EXERCISE DETAILS → Return the entries below word for word. No picture belongs in the copy.

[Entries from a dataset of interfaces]
• • • • •

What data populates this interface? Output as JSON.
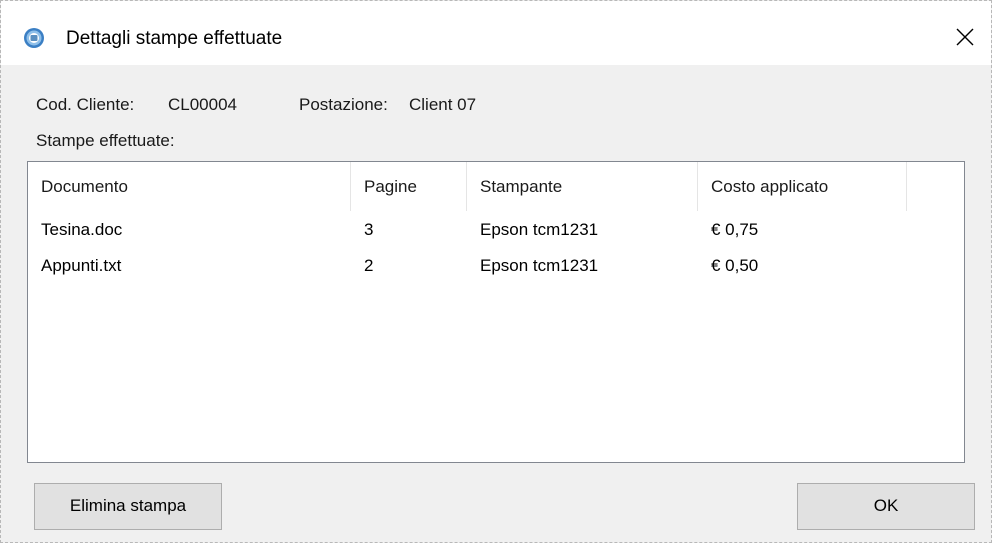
{
  "window": {
    "title": "Dettagli stampe effettuate",
    "app_icon": "printer-globe-icon",
    "close_icon": "close-icon"
  },
  "info": {
    "client_code_label": "Cod. Cliente:",
    "client_code_value": "CL00004",
    "station_label": "Postazione:",
    "station_value": "Client 07",
    "prints_label": "Stampe effettuate:"
  },
  "table": {
    "columns": [
      "Documento",
      "Pagine",
      "Stampante",
      "Costo applicato"
    ],
    "rows": [
      [
        "Tesina.doc",
        "3",
        "Epson tcm1231",
        "€ 0,75"
      ],
      [
        "Appunti.txt",
        "2",
        "Epson tcm1231",
        "€ 0,50"
      ]
    ]
  },
  "buttons": {
    "delete_label": "Elimina stampa",
    "ok_label": "OK"
  }
}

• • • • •

REPLY TO THE EXERCISE →
What data populates this interface? Output as JSON.
{
  "window": {
    "title": "Dettagli stampe effettuate",
    "app_icon": "printer-globe-icon",
    "close_icon": "close-icon"
  },
  "info": {
    "client_code_label": "Cod. Cliente:",
    "client_code_value": "CL00004",
    "station_label": "Postazione:",
    "station_value": "Client 07",
    "prints_label": "Stampe effettuate:"
  },
  "table": {
    "columns": [
      "Documento",
      "Pagine",
      "Stampante",
      "Costo applicato"
    ],
    "rows": [
      [
        "Tesina.doc",
        "3",
        "Epson tcm1231",
        "€ 0,75"
      ],
      [
        "Appunti.txt",
        "2",
        "Epson tcm1231",
        "€ 0,50"
      ]
    ]
  },
  "buttons": {
    "delete_label": "Elimina stampa",
    "ok_label": "OK"
  }
}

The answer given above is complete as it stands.